▶ **How to complete this task**: When a line of the entries contains the word "Clínicas", report that line.

▶ **Records to use**:

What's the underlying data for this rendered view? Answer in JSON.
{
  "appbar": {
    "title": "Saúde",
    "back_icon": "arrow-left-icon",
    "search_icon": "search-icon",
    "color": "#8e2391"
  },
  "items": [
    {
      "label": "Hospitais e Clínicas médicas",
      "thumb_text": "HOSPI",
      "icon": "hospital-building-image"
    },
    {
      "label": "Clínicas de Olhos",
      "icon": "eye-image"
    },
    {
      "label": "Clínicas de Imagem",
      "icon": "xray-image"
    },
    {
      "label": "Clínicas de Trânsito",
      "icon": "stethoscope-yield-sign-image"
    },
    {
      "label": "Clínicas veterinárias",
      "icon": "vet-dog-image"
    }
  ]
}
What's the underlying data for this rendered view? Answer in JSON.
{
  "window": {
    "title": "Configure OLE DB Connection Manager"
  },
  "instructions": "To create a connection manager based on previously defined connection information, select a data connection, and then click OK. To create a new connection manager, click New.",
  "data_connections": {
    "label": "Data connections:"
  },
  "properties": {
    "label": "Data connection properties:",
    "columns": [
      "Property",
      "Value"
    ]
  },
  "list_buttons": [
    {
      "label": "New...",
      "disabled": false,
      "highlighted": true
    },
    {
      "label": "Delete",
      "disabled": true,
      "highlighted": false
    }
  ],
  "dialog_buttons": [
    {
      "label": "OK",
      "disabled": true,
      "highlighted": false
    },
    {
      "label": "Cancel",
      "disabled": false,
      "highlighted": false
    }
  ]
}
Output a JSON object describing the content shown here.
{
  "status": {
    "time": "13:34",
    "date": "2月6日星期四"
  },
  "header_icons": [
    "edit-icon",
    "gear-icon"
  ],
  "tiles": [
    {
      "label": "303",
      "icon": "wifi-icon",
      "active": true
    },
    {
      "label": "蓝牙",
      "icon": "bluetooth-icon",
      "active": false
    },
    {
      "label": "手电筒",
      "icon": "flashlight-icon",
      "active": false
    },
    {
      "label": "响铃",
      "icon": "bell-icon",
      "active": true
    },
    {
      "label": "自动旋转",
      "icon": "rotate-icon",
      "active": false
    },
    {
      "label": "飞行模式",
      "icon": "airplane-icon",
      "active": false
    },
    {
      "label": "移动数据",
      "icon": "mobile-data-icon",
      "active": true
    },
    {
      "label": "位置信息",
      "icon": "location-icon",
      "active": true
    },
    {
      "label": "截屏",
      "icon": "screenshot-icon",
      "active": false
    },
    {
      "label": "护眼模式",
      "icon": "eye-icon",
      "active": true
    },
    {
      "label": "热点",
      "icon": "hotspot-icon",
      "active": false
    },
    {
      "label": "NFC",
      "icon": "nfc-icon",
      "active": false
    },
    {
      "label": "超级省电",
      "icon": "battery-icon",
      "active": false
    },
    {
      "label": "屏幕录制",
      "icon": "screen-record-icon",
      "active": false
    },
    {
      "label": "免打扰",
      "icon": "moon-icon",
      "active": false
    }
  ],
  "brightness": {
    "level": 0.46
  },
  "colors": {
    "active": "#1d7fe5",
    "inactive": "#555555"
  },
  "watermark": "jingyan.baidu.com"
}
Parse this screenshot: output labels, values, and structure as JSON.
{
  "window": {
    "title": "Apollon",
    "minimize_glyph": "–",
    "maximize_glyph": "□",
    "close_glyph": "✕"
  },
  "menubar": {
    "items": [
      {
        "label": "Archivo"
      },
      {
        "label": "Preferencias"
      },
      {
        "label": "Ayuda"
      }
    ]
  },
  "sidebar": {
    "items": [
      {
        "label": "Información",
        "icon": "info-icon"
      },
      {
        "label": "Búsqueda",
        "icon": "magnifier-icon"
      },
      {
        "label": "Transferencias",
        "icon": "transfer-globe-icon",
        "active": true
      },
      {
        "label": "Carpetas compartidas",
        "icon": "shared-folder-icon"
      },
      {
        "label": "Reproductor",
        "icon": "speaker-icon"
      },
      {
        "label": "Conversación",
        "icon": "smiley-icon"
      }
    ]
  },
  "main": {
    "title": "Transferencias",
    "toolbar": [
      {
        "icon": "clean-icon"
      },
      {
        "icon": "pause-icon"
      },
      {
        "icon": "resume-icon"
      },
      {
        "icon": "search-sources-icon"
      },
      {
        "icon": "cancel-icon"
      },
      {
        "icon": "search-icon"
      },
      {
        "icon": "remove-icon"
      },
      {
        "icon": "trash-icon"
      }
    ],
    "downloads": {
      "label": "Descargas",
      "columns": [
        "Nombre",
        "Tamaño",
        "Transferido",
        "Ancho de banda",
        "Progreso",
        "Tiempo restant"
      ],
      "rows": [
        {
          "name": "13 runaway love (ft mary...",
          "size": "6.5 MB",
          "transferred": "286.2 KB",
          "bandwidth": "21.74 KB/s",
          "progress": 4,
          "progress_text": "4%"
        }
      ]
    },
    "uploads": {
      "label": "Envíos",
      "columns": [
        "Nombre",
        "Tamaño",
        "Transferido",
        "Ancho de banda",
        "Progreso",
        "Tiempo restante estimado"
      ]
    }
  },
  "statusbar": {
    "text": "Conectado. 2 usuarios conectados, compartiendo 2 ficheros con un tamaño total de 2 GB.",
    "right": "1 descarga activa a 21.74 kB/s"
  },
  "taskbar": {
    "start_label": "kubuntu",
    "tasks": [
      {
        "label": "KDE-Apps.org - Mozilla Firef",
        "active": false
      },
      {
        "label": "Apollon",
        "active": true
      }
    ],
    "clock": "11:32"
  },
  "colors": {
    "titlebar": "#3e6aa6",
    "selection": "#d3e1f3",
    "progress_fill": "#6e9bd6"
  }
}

▶ **Answer space**:
      "label": "Hospitais e Clínicas médicas",
      "label": "Clínicas de Olhos",
      "label": "Clínicas de Imagem",
      "label": "Clínicas de Trânsito",
      "label": "Clínicas veterinárias",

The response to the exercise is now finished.